James R | On 21, Feb 2014
“I’m not great at parties.” “You’re not great outside of parties either.”
That’s Rust Cohle (Matthew McConaughey) and Martin Hart (Woody Harrelson) proving the buddy cop formula is still going strong in HBO’s True Detective. Paired up to face a grisly murder, they soon start rubbing each other up the wrong way. But while the series, which begins tomorrow on Sky Atlantic after huge US acclaim, may seem at first to follow the rules, it soon unravels into something much darker and mysterious.

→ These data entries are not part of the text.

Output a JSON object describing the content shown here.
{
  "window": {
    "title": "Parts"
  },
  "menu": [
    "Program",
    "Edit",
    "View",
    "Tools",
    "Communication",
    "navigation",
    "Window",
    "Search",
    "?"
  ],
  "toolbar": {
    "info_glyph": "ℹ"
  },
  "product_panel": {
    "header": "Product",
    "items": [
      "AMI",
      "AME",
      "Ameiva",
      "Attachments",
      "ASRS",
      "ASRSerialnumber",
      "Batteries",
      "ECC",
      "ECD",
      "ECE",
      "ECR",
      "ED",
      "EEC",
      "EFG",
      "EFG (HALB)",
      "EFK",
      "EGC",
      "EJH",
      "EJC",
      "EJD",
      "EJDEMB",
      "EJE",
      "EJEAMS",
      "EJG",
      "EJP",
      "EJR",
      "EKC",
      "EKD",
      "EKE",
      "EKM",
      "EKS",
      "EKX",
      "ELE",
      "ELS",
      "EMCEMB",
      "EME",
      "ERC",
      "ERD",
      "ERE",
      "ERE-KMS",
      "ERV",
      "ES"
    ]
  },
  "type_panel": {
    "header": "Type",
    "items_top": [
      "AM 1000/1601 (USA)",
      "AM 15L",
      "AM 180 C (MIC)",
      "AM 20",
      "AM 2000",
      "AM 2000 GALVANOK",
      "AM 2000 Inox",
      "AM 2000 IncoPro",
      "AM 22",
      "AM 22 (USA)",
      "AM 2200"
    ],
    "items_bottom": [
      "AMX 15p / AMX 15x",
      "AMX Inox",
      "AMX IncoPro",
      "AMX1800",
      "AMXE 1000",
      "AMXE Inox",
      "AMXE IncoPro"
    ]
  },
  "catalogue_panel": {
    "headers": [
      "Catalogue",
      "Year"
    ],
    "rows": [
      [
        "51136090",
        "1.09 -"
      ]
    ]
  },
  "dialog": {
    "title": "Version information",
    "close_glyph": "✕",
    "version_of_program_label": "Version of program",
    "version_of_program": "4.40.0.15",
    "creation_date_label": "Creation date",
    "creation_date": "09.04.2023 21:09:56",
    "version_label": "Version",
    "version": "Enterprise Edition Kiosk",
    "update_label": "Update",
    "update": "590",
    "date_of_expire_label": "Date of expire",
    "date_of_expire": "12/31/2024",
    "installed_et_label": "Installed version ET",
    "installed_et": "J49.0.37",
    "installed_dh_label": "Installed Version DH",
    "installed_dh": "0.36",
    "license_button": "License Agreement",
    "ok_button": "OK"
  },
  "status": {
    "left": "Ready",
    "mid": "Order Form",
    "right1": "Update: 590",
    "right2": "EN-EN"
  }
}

The show is written by novelist Nic Pizzolatto – and it shows. Told in flashback through video interviews with our lead pair, their investigation into a horrific corpse found off a Louisiana highway is given a voice-over that immediately recalls crime literature. But the question isn’t “whodunit?”, rather “who’s finding out?” – because for all their thoughtful insights into each other, we barely know a thing about our boys in blue.
Martin is the easiest to read: a straight cop with a family who knows how to get along with people. And Harrelson plays the lead detective perfectly, bagging all the best one-liners while still being haunted by the body on display, complete with Satanic scribbles and mutilated flesh.
McConaughey, though, is the one who fascinates. Nicknamed The Taxman by the others (because of the large notebook he carries everywhere), the near-silent man exists outside of the pleasant society occupied by the grave police chief and concerned local vicar. He turns up on the doorstep of his daughter’s house for her birthday, his sunken face wracked with guilt, depression, loathing – and other substances. She looks terrified of the figure who was once her father. In those two seconds, we learn a surprising amount about him.
When Rust appears in the present day for his vox pop, the transformation from his clean-shaven, youthful self is striking – what, you wonder, has happened to him?
True Detective is in no rush to find out. Director Cary Fukunaga shoots the proceedings at a slow, slow pace. But it’s the little moments of characterisation that keep you hooked; the series is relaxed yet methodical; long-winded yet concise. Nothing, you get the sense, is in here that doesn’t need to be – and so much is left out completely.
The first chapter reaches something of a climax when out partners collide – not in a fight, but in a quiet dinner scene that grips more than any car chase. As they pass the salt and exchange niceties, the chemistry between Harrelson and McConaughey eats away at the civilised facade like Rust’s moniker.
“I lack the constitution for suicide,” Cohle confesses to Hart in one rare, frank discussion about the decline of humanity. He looks into the distance like he’s stared into the abyss – and the abyss is looking right back at the screen.
Martin’s face is more shocked by Rust’s loathing than by the brutal murder they’re trying to crack. Because the case in hand isn’t the crime at all: the case is his partner. And judging by Episode 1, this truthful detective is one dark mystery that may never be solved.
True Detective Season 1 and 2 are available on Sky Box Sets. Don’t have Sky? You can also stream it legally on NOW, for £9.99 a month, with no contract and a 7-day free trial.
Where can I buy or rent True Detective online in the UK?
All photos: © Home Box Office, Inc. All rights reserved.